▸ **TASK TO COMPLETE**: There should be no pictures in your answer, only an exact copy of the lines from the one with "Serialize everything readable" through the end of the material.

**********

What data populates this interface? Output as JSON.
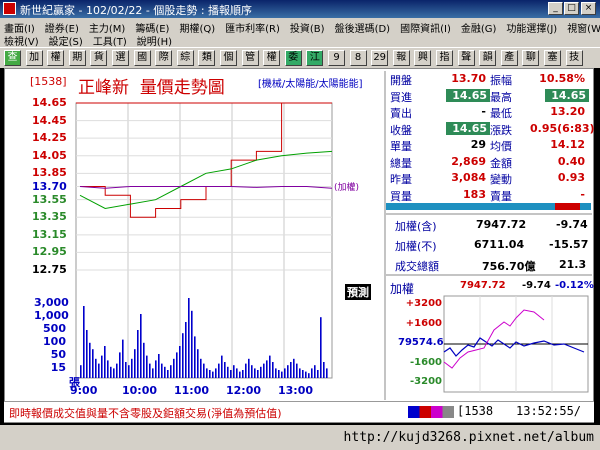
{
  "window": {
    "title": "新世紀贏家 - 102/02/22 - 個股走勢 : 播報順序",
    "min": "_",
    "restore": "□",
    "close": "×"
  },
  "menu": {
    "row1": [
      "畫面(I)",
      "證券(E)",
      "主力(M)",
      "籌碼(E)",
      "期權(Q)",
      "匯市利率(R)",
      "投資(B)",
      "盤後選碼(D)",
      "國際資訊(I)",
      "金融(G)",
      "功能選擇(J)",
      "視窗(W)"
    ],
    "row2": [
      "檢視(V)",
      "設定(S)",
      "工具(T)",
      "說明(H)"
    ]
  },
  "toolbar": [
    "查",
    "加",
    "權",
    "期",
    "貨",
    "選",
    "國",
    "際",
    "綜",
    "類",
    "個",
    "管",
    "權",
    "委",
    "江",
    "9",
    "8",
    "29",
    "報",
    "興",
    "指",
    "聲",
    "韻",
    "產",
    "聊",
    "塞",
    "技"
  ],
  "header": {
    "code": "[1538]",
    "name": "正峰新",
    "title": "量價走勢圖",
    "sub": "[機械/太陽能/太陽能能]"
  },
  "price_axis": [
    "14.65",
    "14.45",
    "14.25",
    "14.05",
    "13.85",
    "13.70",
    "13.55",
    "13.35",
    "13.15",
    "12.95",
    "12.75"
  ],
  "volume_axis": [
    "3,000",
    "1,000",
    "500",
    "100",
    "50",
    "15",
    "張"
  ],
  "time_axis": [
    "9:00",
    "10:00",
    "11:00",
    "12:00",
    "13:00"
  ],
  "index_tag": "(加權)",
  "forecast_tag": "預測",
  "quote": {
    "open_lbl": "開盤",
    "open": "13.70",
    "amp_lbl": "振幅",
    "amp": "10.58%",
    "buy_lbl": "買進",
    "buy": "14.65",
    "high_lbl": "最高",
    "high": "14.65",
    "sell_lbl": "賣出",
    "sell": "-",
    "low_lbl": "最低",
    "low": "13.20",
    "close_lbl": "收盤",
    "close": "14.65",
    "chg_lbl": "漲跌",
    "chg": "0.95(6:83)",
    "unit_lbl": "單量",
    "unit": "29",
    "avg_lbl": "均價",
    "avg": "14.12",
    "tvol_lbl": "總量",
    "tvol": "2,869",
    "amt_lbl": "金額",
    "amt": "0.40",
    "yvol_lbl": "昨量",
    "yvol": "3,084",
    "var_lbl": "變動",
    "var": "0.93",
    "bvol_lbl": "買量",
    "bvol": "183",
    "svol_lbl": "賣量",
    "svol": "-"
  },
  "index_box": {
    "r1_lbl": "加權(含)",
    "r1_val": "7947.72",
    "r1_chg": "-9.74",
    "r2_lbl": "加權(不)",
    "r2_val": "6711.04",
    "r2_chg": "-15.57",
    "r3_lbl": "成交總額",
    "r3_val": "756.70億",
    "r3_chg": "21.3"
  },
  "mini_chart": {
    "title": "加權",
    "value": "7947.72",
    "chg": "-9.74",
    "pct": "-0.12%",
    "axis": [
      "+3200",
      "+1600",
      "79574.6",
      "-1600",
      "-3200"
    ]
  },
  "bottom": {
    "note": "即時報價成交值與量不含零股及鉅額交易(淨值為預估值)",
    "code": "[1538",
    "time": "13:52:55/"
  },
  "watermark": "http://kujd3268.pixnet.net/album",
  "chart_data": {
    "type": "line",
    "x": [
      "9:00",
      "10:00",
      "11:00",
      "12:00",
      "13:00"
    ],
    "series": [
      {
        "values": [
          13.7,
          13.6,
          13.35,
          13.45,
          13.55,
          13.7,
          14.0,
          14.1,
          14.65,
          14.65,
          14.65
        ]
      },
      {
        "values": [
          13.6,
          13.45,
          13.5,
          13.55,
          13.7,
          13.85,
          13.9,
          14.0,
          14.05,
          14.08,
          14.1
        ]
      },
      {
        "values": [
          13.7,
          13.68,
          13.7,
          13.7,
          13.7,
          13.7,
          13.7,
          13.69,
          13.7,
          13.7,
          13.68
        ]
      }
    ],
    "ylim": [
      12.75,
      14.65
    ]
  },
  "colors": {
    "price": "#cc0000",
    "avg": "#00a000",
    "index": "#8000a0",
    "volume": "#0000cc"
  }
}
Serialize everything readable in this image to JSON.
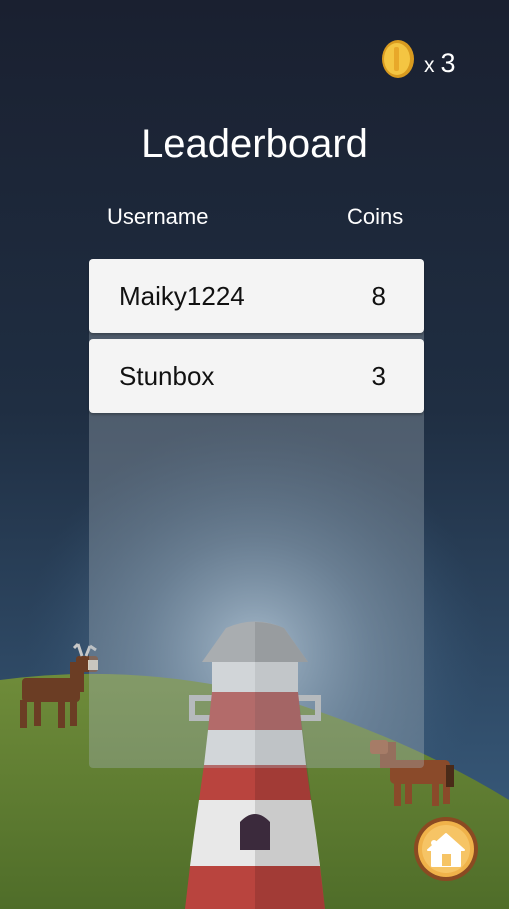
{
  "hud": {
    "coin_prefix": "x",
    "coin_count": "3"
  },
  "leaderboard": {
    "title": "Leaderboard",
    "columns": {
      "username": "Username",
      "coins": "Coins"
    },
    "rows": [
      {
        "username": "Maiky1224",
        "coins": "8"
      },
      {
        "username": "Stunbox",
        "coins": "3"
      }
    ]
  },
  "icons": {
    "coin": "coin-icon",
    "home": "home-icon"
  }
}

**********

▸ **ANSWER SPACE**:
Serialize everything readable in this image to JSON.
{
  "hud": {
    "coin_prefix": "x",
    "coin_count": "3"
  },
  "leaderboard": {
    "title": "Leaderboard",
    "columns": {
      "username": "Username",
      "coins": "Coins"
    },
    "rows": [
      {
        "username": "Maiky1224",
        "coins": "8"
      },
      {
        "username": "Stunbox",
        "coins": "3"
      }
    ]
  },
  "icons": {
    "coin": "coin-icon",
    "home": "home-icon"
  }
}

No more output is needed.